Household debt is at an all-time high in this country with Canadians in the red for a whopping $1.3 trillion, according to a new survey.

Mortgage debt accounted for $900 billion of the nation's debt-load, while consumer debt was $400 billion of the total.

The new survey from the Certified General Accountants Association of Canada finds that Canadians are borrowing more to stay afloat during tough economic times, said Rock Lefebvre, the author of the report.

"We took a look at those numbers about a year and a half ago and we were at $1 trillion, and we would have hoped to see something different, and that was before the big hit," Lefebvre, the CGA's vice president of research and standards, told CTV's Canada AM.

"So we've managed to escalate to $1.3 trillion, and alarmingly, people continue to borrow even in this time of recession."

According to the report, 85 per cent of Canadians said they had outstanding debt on their credit cards.

Pamela Olmstead is one of those Canadians. She's a single mother, part-time student and part-time worker, and she has been carrying $4,000 in credit card debt for the past four years.

"I pay as much as I can, but with the interest, I never seem to catch up at all," she said.

Here are some other key points from the report:

  • Fifty-eight per cent of respondents said living expenses were the main reason for the increasing debt -- up from 52 per cent in 2007.
  • Credit cards and lines of credit accounted for the largest proportion of consumer debt.
  • One quarter of Canadians said they would not be able to handle an unexpected expenditure of $5,000. One in 10 would struggle to cover an unexpected expense of $500.
  • Forty-two per cent of Canadians acknowledged their debt is on the rise.

The report also said many Canadians have an unrealistic perspective on their own financial situation -- believing it to be better than it is.

While the study found that 84 per cent of Canadians are concerned that their household debt is rising, 79 per cent of Canadians who are in debt, said they can easily manage their debt and even take on more.

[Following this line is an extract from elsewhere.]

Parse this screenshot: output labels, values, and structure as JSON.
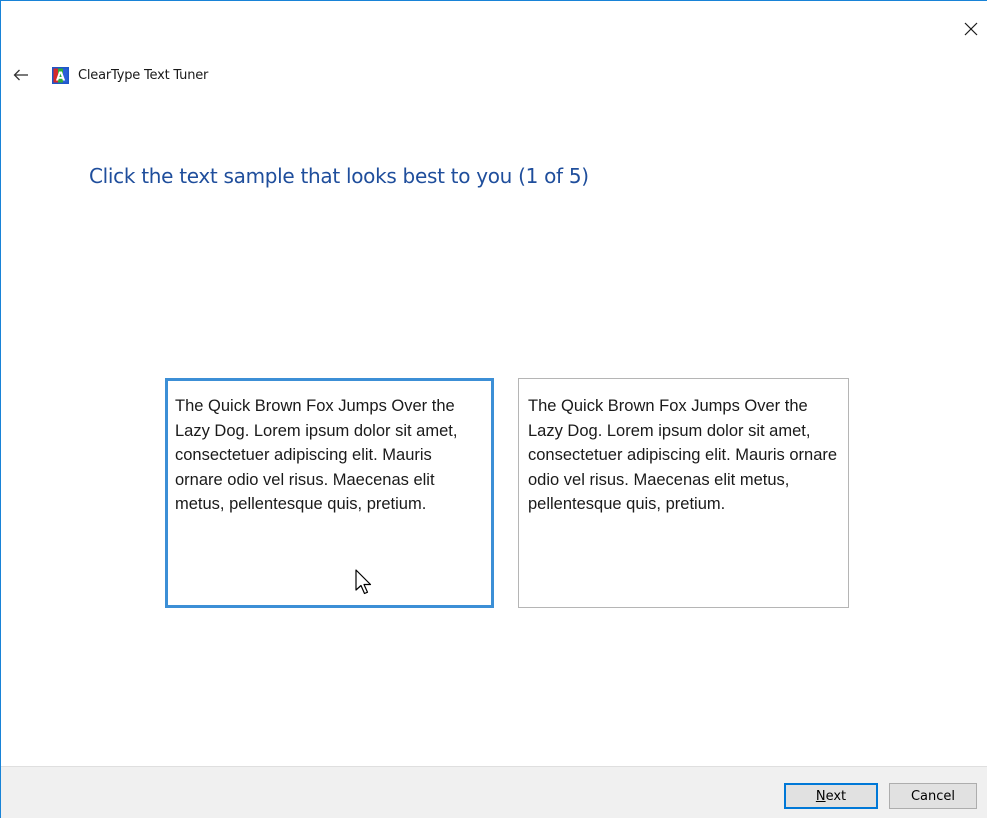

Lefebvre said the report reveals that people have shifted in the way they think about borrowing, in particular when it comes to mortgage debt.

"In the past, people would look at the total cost of the home and determine if that was a number they could live with," he said.

"Today, people make that purchasing decision based on the monthly costs, which tends to be a reflection of what we're earning today in good times."

As a result, a mortgage taken on in good economic times can quickly become unmanageable during a recession, job loss, or stock market crash, Lefebvre said.

Lefebvre said Canadians who are facing overwhelming debt should be honest about their situation and set realistic goals, consider all options for reducing their debt, and borrow only what they feel they can afford, not what the bank will give them.

With a report by CTV's Rob Brown in Vancouver